#### [Exercise prompt]
Show every line of the records below that contains the word "true".

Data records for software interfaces
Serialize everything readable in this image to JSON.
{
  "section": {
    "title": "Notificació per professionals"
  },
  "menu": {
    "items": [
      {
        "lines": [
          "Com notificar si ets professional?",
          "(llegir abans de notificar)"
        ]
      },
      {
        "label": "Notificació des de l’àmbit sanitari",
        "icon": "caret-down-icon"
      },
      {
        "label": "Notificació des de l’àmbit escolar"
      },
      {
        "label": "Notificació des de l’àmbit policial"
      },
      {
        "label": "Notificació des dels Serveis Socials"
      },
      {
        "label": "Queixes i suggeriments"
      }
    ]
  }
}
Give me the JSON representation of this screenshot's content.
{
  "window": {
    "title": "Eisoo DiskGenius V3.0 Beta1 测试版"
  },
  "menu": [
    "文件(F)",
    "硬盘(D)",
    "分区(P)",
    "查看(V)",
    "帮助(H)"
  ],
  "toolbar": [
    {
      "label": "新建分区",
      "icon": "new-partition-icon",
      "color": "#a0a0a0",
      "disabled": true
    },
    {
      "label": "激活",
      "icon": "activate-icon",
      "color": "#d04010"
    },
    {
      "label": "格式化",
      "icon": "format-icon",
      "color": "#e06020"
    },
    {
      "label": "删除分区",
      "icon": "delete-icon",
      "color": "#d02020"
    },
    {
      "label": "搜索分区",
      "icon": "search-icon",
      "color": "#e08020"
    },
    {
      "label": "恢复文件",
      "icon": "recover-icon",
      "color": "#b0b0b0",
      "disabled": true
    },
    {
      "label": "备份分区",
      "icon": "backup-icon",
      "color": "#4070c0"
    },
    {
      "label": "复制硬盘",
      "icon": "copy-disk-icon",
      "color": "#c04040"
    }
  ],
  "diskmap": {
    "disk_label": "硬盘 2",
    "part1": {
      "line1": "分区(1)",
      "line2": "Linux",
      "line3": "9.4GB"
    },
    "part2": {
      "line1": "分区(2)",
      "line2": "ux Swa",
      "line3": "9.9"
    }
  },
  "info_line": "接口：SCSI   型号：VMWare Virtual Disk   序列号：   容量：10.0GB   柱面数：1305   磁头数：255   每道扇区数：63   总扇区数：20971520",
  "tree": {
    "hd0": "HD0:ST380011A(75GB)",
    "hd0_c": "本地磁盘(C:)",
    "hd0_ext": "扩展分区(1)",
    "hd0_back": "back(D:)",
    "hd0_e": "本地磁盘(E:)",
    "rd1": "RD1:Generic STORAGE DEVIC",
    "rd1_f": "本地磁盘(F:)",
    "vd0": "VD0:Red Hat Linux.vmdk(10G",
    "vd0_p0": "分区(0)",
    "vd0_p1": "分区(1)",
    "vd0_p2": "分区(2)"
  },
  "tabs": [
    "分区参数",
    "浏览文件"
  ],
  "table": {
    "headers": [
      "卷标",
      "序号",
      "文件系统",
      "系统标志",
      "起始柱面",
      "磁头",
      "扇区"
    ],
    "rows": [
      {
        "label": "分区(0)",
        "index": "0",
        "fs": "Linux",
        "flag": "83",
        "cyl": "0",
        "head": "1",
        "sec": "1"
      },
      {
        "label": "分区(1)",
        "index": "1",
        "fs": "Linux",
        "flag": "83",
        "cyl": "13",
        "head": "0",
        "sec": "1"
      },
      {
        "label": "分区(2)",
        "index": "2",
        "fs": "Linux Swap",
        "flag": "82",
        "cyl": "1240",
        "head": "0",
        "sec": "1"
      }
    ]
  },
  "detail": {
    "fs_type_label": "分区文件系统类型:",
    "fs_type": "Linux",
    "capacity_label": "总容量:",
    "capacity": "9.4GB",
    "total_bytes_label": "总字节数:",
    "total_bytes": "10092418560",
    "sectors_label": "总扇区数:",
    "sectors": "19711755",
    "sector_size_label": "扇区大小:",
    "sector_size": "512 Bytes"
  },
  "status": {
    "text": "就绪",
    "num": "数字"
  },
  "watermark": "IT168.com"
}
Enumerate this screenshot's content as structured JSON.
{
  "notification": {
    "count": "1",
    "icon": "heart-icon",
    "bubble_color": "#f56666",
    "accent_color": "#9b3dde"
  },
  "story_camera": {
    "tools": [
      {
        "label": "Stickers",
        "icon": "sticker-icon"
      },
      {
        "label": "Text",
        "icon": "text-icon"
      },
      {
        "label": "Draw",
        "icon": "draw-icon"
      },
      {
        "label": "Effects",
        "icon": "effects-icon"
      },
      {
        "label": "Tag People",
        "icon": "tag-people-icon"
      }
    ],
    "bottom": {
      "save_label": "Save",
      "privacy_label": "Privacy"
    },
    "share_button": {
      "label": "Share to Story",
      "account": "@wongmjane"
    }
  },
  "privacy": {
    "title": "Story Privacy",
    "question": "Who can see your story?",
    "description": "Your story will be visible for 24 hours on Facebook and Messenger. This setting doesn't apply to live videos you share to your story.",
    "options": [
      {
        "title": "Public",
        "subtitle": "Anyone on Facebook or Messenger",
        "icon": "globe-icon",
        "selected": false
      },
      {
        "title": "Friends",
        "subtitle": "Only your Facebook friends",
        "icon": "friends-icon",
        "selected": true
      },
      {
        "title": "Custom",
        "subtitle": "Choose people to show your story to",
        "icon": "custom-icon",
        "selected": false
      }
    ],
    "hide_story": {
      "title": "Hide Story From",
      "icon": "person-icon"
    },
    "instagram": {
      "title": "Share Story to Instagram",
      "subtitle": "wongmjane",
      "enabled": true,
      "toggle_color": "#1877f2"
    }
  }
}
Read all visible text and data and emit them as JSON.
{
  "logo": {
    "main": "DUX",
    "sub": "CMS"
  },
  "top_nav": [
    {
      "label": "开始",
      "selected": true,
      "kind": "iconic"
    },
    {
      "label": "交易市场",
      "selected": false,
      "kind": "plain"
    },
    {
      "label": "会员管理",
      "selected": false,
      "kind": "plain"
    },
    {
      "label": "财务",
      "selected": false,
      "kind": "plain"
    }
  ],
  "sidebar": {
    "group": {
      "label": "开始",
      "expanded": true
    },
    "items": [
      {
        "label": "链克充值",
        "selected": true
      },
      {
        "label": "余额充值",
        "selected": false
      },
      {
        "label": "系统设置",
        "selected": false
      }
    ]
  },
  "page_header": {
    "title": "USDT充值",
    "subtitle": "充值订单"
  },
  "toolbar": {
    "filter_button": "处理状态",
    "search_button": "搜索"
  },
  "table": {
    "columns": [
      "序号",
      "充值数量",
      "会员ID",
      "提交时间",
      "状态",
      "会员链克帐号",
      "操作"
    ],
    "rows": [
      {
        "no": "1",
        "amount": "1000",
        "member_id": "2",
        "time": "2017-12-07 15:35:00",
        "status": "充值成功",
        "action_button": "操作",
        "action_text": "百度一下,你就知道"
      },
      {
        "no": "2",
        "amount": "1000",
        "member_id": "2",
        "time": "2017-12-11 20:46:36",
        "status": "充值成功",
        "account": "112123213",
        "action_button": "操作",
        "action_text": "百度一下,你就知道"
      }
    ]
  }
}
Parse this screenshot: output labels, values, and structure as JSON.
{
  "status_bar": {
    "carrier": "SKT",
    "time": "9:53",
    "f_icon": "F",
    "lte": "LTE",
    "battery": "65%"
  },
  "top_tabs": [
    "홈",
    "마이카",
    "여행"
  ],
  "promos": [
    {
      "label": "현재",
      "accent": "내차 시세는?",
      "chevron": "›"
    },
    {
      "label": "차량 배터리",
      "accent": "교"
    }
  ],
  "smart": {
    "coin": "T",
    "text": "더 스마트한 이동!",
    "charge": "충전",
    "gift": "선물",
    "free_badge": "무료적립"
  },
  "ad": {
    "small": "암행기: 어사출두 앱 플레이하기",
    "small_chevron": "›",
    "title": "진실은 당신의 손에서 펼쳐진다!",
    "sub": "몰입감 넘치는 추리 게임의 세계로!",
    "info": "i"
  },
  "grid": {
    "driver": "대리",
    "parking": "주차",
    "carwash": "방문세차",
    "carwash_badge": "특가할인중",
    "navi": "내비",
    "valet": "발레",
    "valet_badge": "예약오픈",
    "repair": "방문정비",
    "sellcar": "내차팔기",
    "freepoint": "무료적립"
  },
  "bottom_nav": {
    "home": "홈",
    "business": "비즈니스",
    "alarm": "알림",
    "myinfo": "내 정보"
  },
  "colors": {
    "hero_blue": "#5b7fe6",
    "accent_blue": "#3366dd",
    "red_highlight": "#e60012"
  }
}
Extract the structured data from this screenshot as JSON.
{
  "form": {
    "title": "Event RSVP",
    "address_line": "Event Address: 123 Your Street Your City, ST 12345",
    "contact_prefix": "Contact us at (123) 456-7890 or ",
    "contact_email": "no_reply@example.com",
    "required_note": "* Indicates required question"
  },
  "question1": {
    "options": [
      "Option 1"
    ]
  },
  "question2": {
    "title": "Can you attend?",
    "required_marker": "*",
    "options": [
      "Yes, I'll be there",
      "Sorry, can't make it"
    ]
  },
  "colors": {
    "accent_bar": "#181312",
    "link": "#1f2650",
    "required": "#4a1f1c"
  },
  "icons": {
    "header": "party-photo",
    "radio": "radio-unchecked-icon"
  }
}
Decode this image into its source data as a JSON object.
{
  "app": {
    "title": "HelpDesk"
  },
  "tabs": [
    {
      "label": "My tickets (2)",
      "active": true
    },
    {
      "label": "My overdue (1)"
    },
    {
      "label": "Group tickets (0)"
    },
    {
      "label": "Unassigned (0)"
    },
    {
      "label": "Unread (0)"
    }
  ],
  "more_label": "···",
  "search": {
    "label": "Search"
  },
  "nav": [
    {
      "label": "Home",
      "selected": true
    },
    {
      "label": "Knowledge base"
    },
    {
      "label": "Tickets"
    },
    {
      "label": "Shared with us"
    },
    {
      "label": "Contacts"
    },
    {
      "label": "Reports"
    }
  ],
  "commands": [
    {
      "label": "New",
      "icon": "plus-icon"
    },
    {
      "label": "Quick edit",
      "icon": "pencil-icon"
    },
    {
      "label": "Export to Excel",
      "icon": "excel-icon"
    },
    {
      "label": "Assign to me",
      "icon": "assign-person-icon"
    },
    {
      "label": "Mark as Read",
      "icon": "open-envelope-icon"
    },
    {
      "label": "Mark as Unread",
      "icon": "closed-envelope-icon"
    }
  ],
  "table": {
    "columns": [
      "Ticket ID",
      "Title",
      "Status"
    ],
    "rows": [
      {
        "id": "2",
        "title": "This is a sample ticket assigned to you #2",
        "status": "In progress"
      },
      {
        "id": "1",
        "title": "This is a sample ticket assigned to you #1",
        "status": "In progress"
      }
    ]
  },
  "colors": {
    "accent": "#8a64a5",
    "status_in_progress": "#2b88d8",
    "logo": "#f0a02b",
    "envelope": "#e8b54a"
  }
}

#### [Response to the task]
      "disabled": true
      "disabled": true
        "selected": true
      "enabled": true,
      "selected": true,
      "expanded": true
        "selected": true
      "active": true
      "selected": true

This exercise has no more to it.